■ WORK REQUEST: Reproduce the records that follow exactly as they are written.

*** RECORDS SHOWN Section Begins ***

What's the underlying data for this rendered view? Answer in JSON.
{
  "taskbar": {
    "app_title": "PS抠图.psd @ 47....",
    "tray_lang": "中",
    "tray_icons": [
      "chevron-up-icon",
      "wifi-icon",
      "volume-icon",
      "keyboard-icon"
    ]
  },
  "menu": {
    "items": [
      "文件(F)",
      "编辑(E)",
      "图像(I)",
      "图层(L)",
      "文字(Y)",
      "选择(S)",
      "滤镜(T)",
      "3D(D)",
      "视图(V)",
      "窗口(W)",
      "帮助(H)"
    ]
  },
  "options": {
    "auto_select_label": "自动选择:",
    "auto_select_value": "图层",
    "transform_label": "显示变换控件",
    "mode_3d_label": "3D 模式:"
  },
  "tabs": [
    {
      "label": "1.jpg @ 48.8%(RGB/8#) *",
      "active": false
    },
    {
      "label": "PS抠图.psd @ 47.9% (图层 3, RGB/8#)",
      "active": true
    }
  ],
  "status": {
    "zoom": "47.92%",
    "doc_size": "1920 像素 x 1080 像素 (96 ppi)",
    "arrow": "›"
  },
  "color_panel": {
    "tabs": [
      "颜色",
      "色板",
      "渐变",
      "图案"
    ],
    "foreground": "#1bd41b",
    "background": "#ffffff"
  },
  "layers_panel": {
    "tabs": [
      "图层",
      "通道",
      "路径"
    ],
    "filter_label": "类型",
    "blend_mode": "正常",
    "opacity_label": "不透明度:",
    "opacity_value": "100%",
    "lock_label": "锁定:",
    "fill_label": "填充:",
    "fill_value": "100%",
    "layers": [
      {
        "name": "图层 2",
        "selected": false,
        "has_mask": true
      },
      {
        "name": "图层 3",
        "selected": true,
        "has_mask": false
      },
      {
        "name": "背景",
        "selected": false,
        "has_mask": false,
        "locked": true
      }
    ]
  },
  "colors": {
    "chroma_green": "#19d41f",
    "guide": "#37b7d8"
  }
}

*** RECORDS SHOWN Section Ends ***

■ ANSWER TO THE PROBLEM:
What's the underlying data for this rendered view? Answer in JSON.
{
  "taskbar": {
    "app_title": "PS抠图.psd @ 47....",
    "tray_lang": "中",
    "tray_icons": [
      "chevron-up-icon",
      "wifi-icon",
      "volume-icon",
      "keyboard-icon"
    ]
  },
  "menu": {
    "items": [
      "文件(F)",
      "编辑(E)",
      "图像(I)",
      "图层(L)",
      "文字(Y)",
      "选择(S)",
      "滤镜(T)",
      "3D(D)",
      "视图(V)",
      "窗口(W)",
      "帮助(H)"
    ]
  },
  "options": {
    "auto_select_label": "自动选择:",
    "auto_select_value": "图层",
    "transform_label": "显示变换控件",
    "mode_3d_label": "3D 模式:"
  },
  "tabs": [
    {
      "label": "1.jpg @ 48.8%(RGB/8#) *",
      "active": false
    },
    {
      "label": "PS抠图.psd @ 47.9% (图层 3, RGB/8#)",
      "active": true
    }
  ],
  "status": {
    "zoom": "47.92%",
    "doc_size": "1920 像素 x 1080 像素 (96 ppi)",
    "arrow": "›"
  },
  "color_panel": {
    "tabs": [
      "颜色",
      "色板",
      "渐变",
      "图案"
    ],
    "foreground": "#1bd41b",
    "background": "#ffffff"
  },
  "layers_panel": {
    "tabs": [
      "图层",
      "通道",
      "路径"
    ],
    "filter_label": "类型",
    "blend_mode": "正常",
    "opacity_label": "不透明度:",
    "opacity_value": "100%",
    "lock_label": "锁定:",
    "fill_label": "填充:",
    "fill_value": "100%",
    "layers": [
      {
        "name": "图层 2",
        "selected": false,
        "has_mask": true
      },
      {
        "name": "图层 3",
        "selected": true,
        "has_mask": false
      },
      {
        "name": "背景",
        "selected": false,
        "has_mask": false,
        "locked": true
      }
    ]
  },
  "colors": {
    "chroma_green": "#19d41f",
    "guide": "#37b7d8"
  }
}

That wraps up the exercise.